Common Infrared Countermeasures Help Protect UH-60 Black Hawks – U.S. Army

This past February, an advanced self-protection system for helicopters, in development for over 10 years, reached a transformative milestone.  Northrop Grumman Corporation’s Common Infrared Countermeasures (CIRCM) system achieved Initial Operational Capability. With IOC, the U.S. Army demonstrated the ability to field, employ and maintain CIRCM in significant quantities on its rotary- wing platforms. This milestone advances the accelerated fielding of CIRCM systems on more than 1,500 Army aircraft. CIRCM has met the IOC requirements for UH-60Ms, HH-60Ms, CH-47Fs and AH-64Es.  The number will likely rise with increased demand over the next few years.
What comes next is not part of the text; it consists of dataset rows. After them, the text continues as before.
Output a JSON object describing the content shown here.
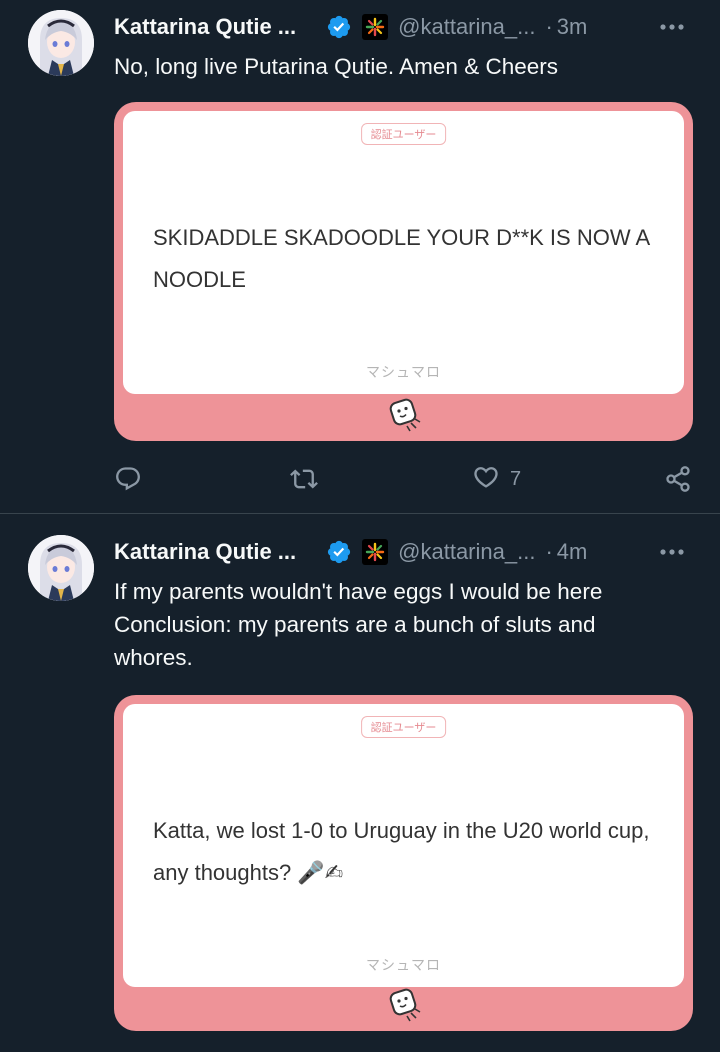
{
  "tweets": [
    {
      "author": "Kattarina Qutie ...",
      "handle": "@kattarina_...",
      "separator": "·",
      "time": "3m",
      "text": "No, long live Putarina Qutie. Amen & Cheers",
      "card": {
        "tag": "認証ユーザー",
        "question": "SKIDADDLE SKADOODLE YOUR D**K IS NOW A NOODLE",
        "site_label": "マシュマロ"
      },
      "likes": "7"
    },
    {
      "author": "Kattarina Qutie ...",
      "handle": "@kattarina_...",
      "separator": "·",
      "time": "4m",
      "text_lines": [
        "If my parents wouldn't have eggs I would be here",
        "Conclusion: my parents are a bunch of sluts and",
        "whores."
      ],
      "card": {
        "tag": "認証ユーザー",
        "question": "Katta, we lost 1-0 to Uruguay in the U20 world cup, any thoughts? 🎤✍",
        "site_label": "マシュマロ"
      }
    }
  ],
  "icons": {
    "more": "more-horizontal-icon",
    "reply": "reply-icon",
    "retweet": "retweet-icon",
    "like": "heart-icon",
    "share": "share-icon",
    "verified": "verified-badge-icon",
    "affiliate": "affiliate-badge-icon"
  },
  "colors": {
    "background": "#15202b",
    "secondary_text": "#8b98a5",
    "verified_blue": "#1d9bf0",
    "card_pink": "#ee9398"
  }
}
CIRCM replaces the previous, widely distributed Advanced Threat IRCM (ATIRCM) system.

The system could possibly also see installations on the Future Vertical Lift (FVL) aircraft, Future Aerial Reconnaissance Aircraft (FARA), and Future Long-Range Assault Aircraft (FLRAA).

Common Infrared Countermeasures System. Image – Northrop Grumman

A next-generation system, CIRCM protects against shoulder-fired and vehicle-launched anti-aircraft missiles that home in on the heat signature of an aircraft. The system works in conjunction with a common missile warning system (CMWS) to offer a critically vital form of self-protection for aircraft and the personnel who operate them.

In April 2021, the U.S. Army awarded prime contractor Northrop Grumman a five-year, indefinite delivery/indefinite quantity (IDIQ) contract valued at $959.1 million for full-rate production of the CIRCM system.

Russia’s invasion of Ukraine in February and the ongoing war have provided stark demonstrations of the helicopter’s unique vulnerability to ground fire. This and previous lessons have only spurred strong support for CIRCM’s long development path over the previous decade and into its current, accelerated, production and installation phase.

The FY24 U.S. defense budget includes $1.5 billion in CIRCM procurement funding through FY28 –  including purchases of support equipment and other costs.

For now, production is primarily for the U.S. Army. However, if the history of its associated and widely distributed CMWS is any indicator, later years may see production for U.S. aircraft sold through the Foreign Military Sales program to trusted allies.

The multibillion-dollar CIRCM program is now covered in a newly published report, found in Forecast International’s Electronic Warfare and Electro-Optical Systems Forecasts, both featuring long-range funding and production outlooks.